Larry Shapiro, who led the School of Medicine for nearly 12 years, has been called “St. Louis’ physician-in-chief” by Wrighton. Under Shapiro’s leadership, the School of Medicine was consistently named a top 10 medical school by U.S. News & World Report, a distinction that continues today. The medical school also has been consistently ranked among the top U.S. medical schools in research funding from the National Institutes of Health (NIH). He played an important role in founding the Institute for Public Health, which draws faculty from the Danforth Campus and the School of Medicine. Shapiro also is credited with helping grow the Washington University Physicians clinical practice. He now serves as CEO of University Health Partners of Hawaii.
Carol-Ann Uetake-Shapiro is a lifetime member of the Washington University Women’s Society. She has long supported the university’s Home Plate Program, which pairs local families interested in hosting dinners with students who are far from home. She has served as a dedicated ambassador for the School of Medicine and as a trustee of The Nature Conservancy of Missouri.
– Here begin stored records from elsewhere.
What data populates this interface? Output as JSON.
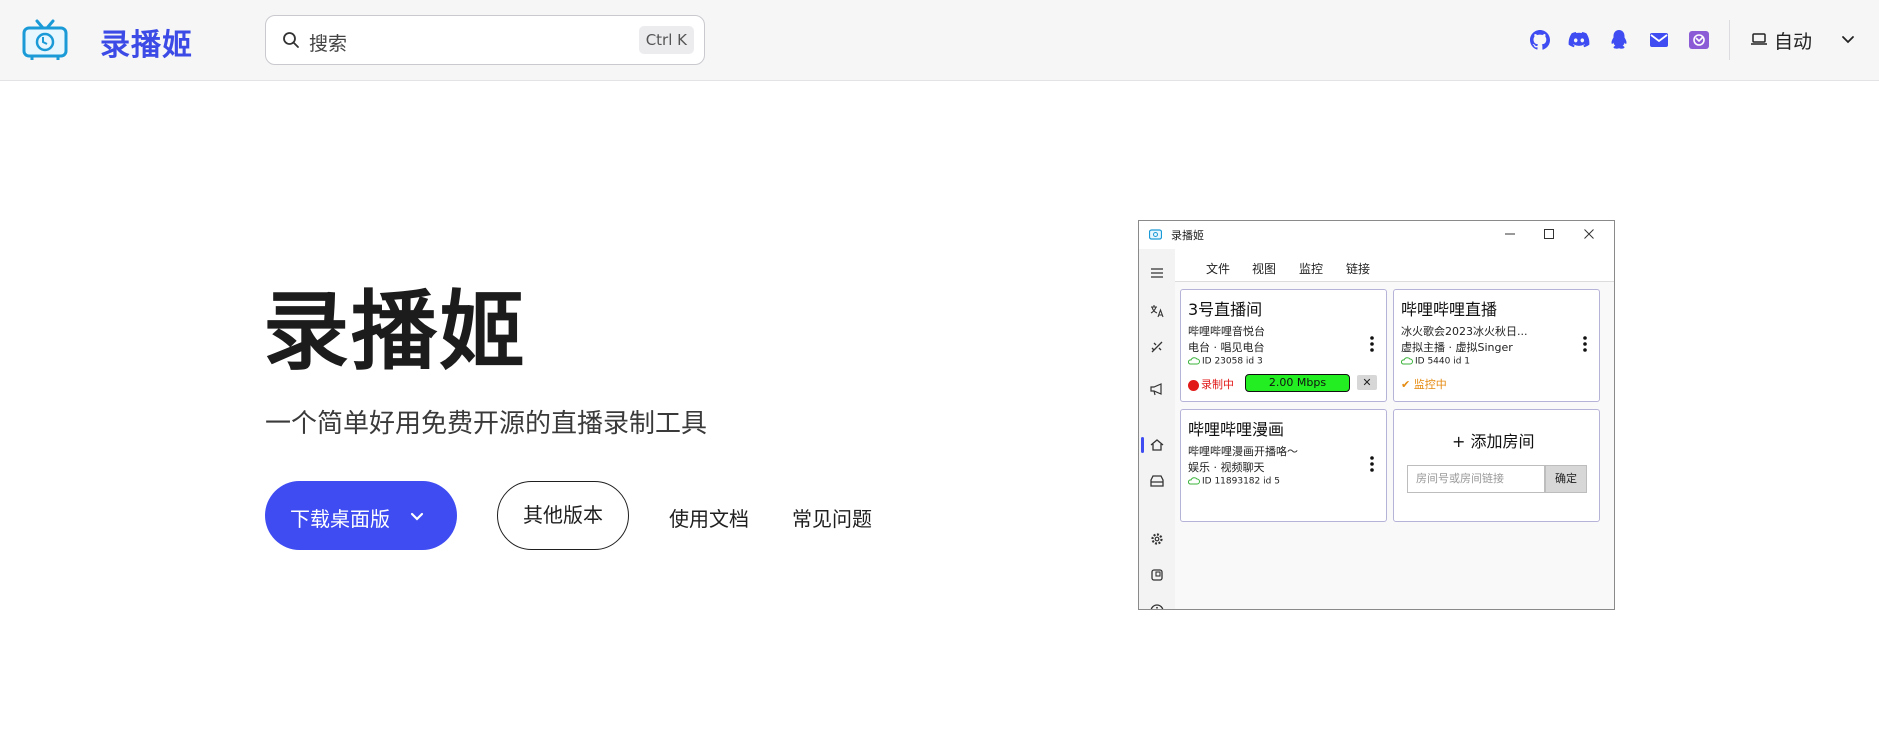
{
  "nav": {
    "brand": "录播姬",
    "search_placeholder": "搜索",
    "search_shortcut": "Ctrl K",
    "icons": [
      "github-icon",
      "discord-icon",
      "qq-icon",
      "mail-icon",
      "misskey-icon"
    ],
    "theme_label": "自动",
    "accent_color": "#3e4cf2"
  },
  "hero": {
    "title": "录播姬",
    "subtitle": "一个简单好用免费开源的直播录制工具",
    "primary_button": "下载桌面版",
    "secondary_button": "其他版本",
    "link_docs": "使用文档",
    "link_faq": "常见问题"
  },
  "app": {
    "window_title": "录播姬",
    "menu": [
      "文件",
      "视图",
      "监控",
      "链接"
    ],
    "rooms": [
      {
        "title": "3号直播间",
        "line1": "哔哩哔哩音悦台",
        "line2": "电台 · 唱见电台",
        "id_text": "ID 23058  id 3",
        "status": "录制中",
        "speed": "2.00 Mbps"
      },
      {
        "title": "哔哩哔哩直播",
        "line1": "冰火歌会2023冰火秋日...",
        "line2": "虚拟主播 · 虚拟Singer",
        "id_text": "ID 5440  id 1",
        "status": "监控中"
      },
      {
        "title": "哔哩哔哩漫画",
        "line1": "哔哩哔哩漫画开播咯～",
        "line2": "娱乐 · 视频聊天",
        "id_text": "ID 11893182  id 5"
      }
    ],
    "add_room": {
      "title": "+ 添加房间",
      "placeholder": "房间号或房间链接",
      "confirm": "确定"
    }
  }
}
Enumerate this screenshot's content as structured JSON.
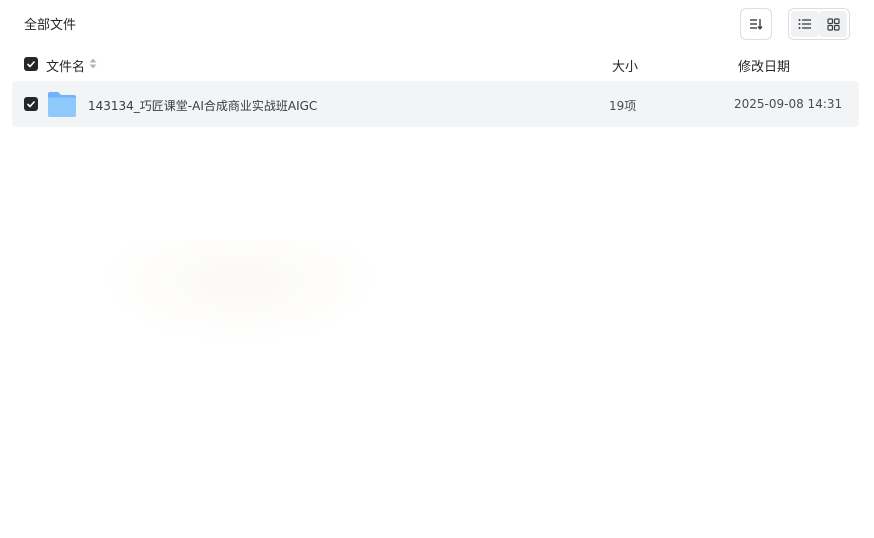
{
  "header": {
    "title": "全部文件",
    "sort_icon": "sort-icon",
    "view_list_icon": "list-view-icon",
    "view_grid_icon": "grid-view-icon",
    "active_view": "list"
  },
  "columns": {
    "name": "文件名",
    "size": "大小",
    "date": "修改日期"
  },
  "files": [
    {
      "name": "143134_巧匠课堂-AI合成商业实战班AIGC",
      "size": "19项",
      "modified": "2025-09-08 14:31",
      "type_icon": "folder-icon",
      "checked": true
    }
  ],
  "colors": {
    "checkbox": "#25262b",
    "row_selected_bg": "#f3f4f6",
    "folder_top": "#6fb5f5",
    "folder_body": "#8cc7fa"
  }
}
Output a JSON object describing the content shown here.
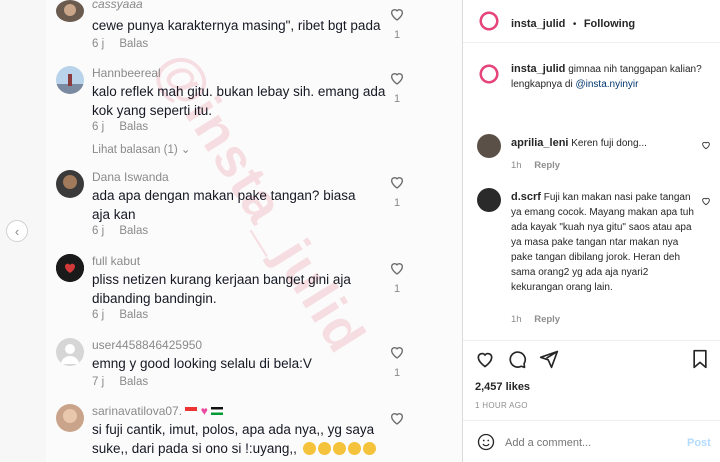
{
  "tiktok": {
    "comments": [
      {
        "user": "cassyaaa",
        "text": "cewe punya karakternya masing\", ribet bgt pada",
        "time": "6 j",
        "reply": "Balas",
        "likes": "1"
      },
      {
        "user": "Hannbeereal",
        "text": "kalo reflek mah gitu. bukan lebay sih. emang ada kok yang seperti itu.",
        "time": "6 j",
        "reply": "Balas",
        "likes": "1",
        "view_replies": "Lihat balasan (1)"
      },
      {
        "user": "Dana Iswanda",
        "text": "ada apa dengan makan pake tangan? biasa aja kan",
        "time": "6 j",
        "reply": "Balas",
        "likes": "1"
      },
      {
        "user": "full kabut",
        "text": "pliss netizen kurang kerjaan banget gini aja dibanding bandingin.",
        "time": "6 j",
        "reply": "Balas",
        "likes": "1"
      },
      {
        "user": "user4458846425950",
        "text": "emng y good looking selalu di bela:V",
        "time": "7 j",
        "reply": "Balas",
        "likes": "1"
      },
      {
        "user": "sarinavatilova07.",
        "text": "si fuji cantik, imut, polos, apa ada nya,, yg saya suke,, dari pada si ono si !:uyang,,",
        "likes": ""
      }
    ],
    "watermark": "@insta_julid"
  },
  "instagram": {
    "header": {
      "username": "insta_julid",
      "separator": "•",
      "follow": "Following"
    },
    "caption": {
      "username": "insta_julid",
      "text": "gimnaa nih tanggapan kalian? lengkapnya di",
      "mention": "@insta.nyinyir"
    },
    "comments": [
      {
        "username": "aprilia_leni",
        "text": "Keren fuji dong...",
        "time": "1h",
        "reply": "Reply"
      },
      {
        "username": "d.scrf",
        "text": "Fuji kan makan nasi pake tangan ya emang cocok. Mayang makan apa tuh ada kayak \"kuah nya gitu\" saos atau apa ya masa pake tangan ntar makan nya pake tangan dibilang jorok. Heran deh sama orang2 yg ada aja nyari2 kekurangan orang lain.",
        "time": "1h",
        "reply": "Reply"
      }
    ],
    "likes": "2,457 likes",
    "posted": "1 HOUR AGO",
    "add_comment": {
      "placeholder": "Add a comment...",
      "post": "Post"
    }
  },
  "colors": {
    "tiktok_text": "#161823",
    "ig_link": "#00376b",
    "post_button": "#b3dbff",
    "watermark": "#e65a6e"
  }
}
The late Bernard Becker, MD, came to Washington University in 1953 and led the Department of Ophthalmology and Visual Sciences until 1988. He was an internationally recognized expert in the diagnosis and treatment of glaucoma, and under his leadership, the department became a worldwide leader in ophthalmology training and research. He also played a leading role in establishing the National Eye Institute, of the NIH. Many of his trainees went on hold to leadership positions in the field of ophthalmology across the U.S. and around the world. Among his many leadership positions, Becker chaired the committee that oversaw the design and construction of the medical library. It was completed in 1989. After years of acquiring rare books, Becker donated his texts to the university’s rare books collection. In 1995, the Bernard Becker Medical Library was renamed in his honor.